So liberal in construction, and so rich
In Christian charity, (good-natured age !)
That they are safe, sinners of either sex,
Transgress what laws they may. Well dress’d, well
Well equipaged, is ticket good enough
To pass us readily through every door.
Hypocrisy, detest her as we may
(And no man's hatred ever wrong'd her yet,)
May claim this merit still that she admits
The worth of what she mimics with such care,
And thus gives virtue indirect applause;
But she has burnt her mask, not needed here,
Where Vice has such allowance, that her shifts
And specious semblances have lost their use.
I was a stricken deer, that left the herd
Long since : with many an arrow deep infix'd
My panting side was charged, when I withdrew,

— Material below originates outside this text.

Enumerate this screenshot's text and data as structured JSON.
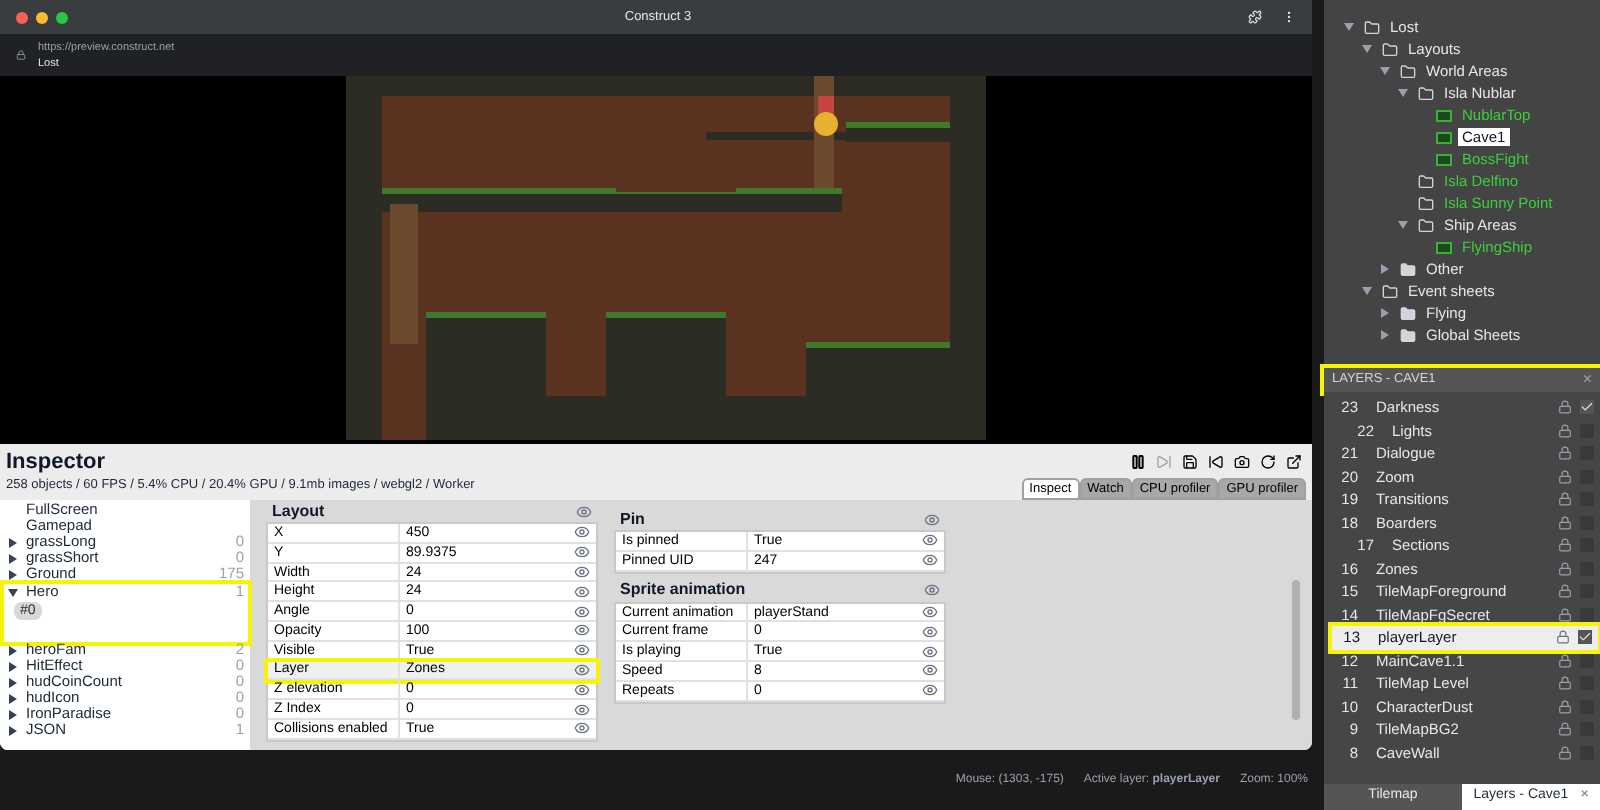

To seek a tranquil death in distant shades.
There was I found by one who had himself
Been hurt by the archers. In his side he bore,
And in his hands and feet, the cruel scars.
With gentle force soliciting the darts,
He drew them forth, and heal’d, and bade me live.
Since then, with few associates, in remote
And silent woods I wander, far from those
My former partners of the peopled scene;
With few associates, and not wishing more.
Here much I ruminate, as much I may,
With other views of men and manners now
Than once, and others of a life to come.
I see that all are wanderers, gone astray
Each in his own delusions; they are lost
In chace of fancied happiness, still woo'd
And never won. Dream after dream ensues ;
And still they dream that they shall still succeed ;
And still are disappointed. Rings the world
With the vain stir. I sum up half mankind,
And add two thirds of the remaining half,
And find the total of their hopes and fears
Dreams, empty dreams. The million flit as gay
As if created only like the fly,
That spreads his motley wings in the eye of noon,
To sport their season, and be seen no more.
The rest are sober dreamers, grave and wise,
And pregnant with discoveries new and rare.
Some write a narrative of wars, and feats
Of heroes little known; and call the rant
A history: describe the man, of whom
His own coevals took but little note ; And paint his person, character, and views, As they had known him from his mother's womb. They disentangle from the puzzled skein, In which obscurity has wrapp'd them up, The threads of politic and shrewd design, That ran through all his purposes, and charge His mind with meanings that he never had, Or having, kept conceal'd. Some drill and bore The solid earth, and from the strata there Extract a register, by which we learn, That he who made it, and reveal'd its date To Moses, was mistaken in its age. Some, more acute, and more industrious still, Contrive creation; travel nature up To the sharp peak of her sublimest height, And tell us whence the stars; why some are fix'd, And planetary some ; what gave them first Rotation, from what fountain flow'd their light. Great contest follows, and much learned dust Involves the combatants; each claiming truth, And truth disclaiming both. And thus they spend The little wick of life's poor shallow lamp In playing tricks with nature, giving laws To distant worlds, and trifling in their own. Is't not a pity, now, that tickling rheums Should ever tease the lungs and blear the sight Of oracles like these ? Great pity too, That, having wielded the elements, and built A thousand systems, each in his own way,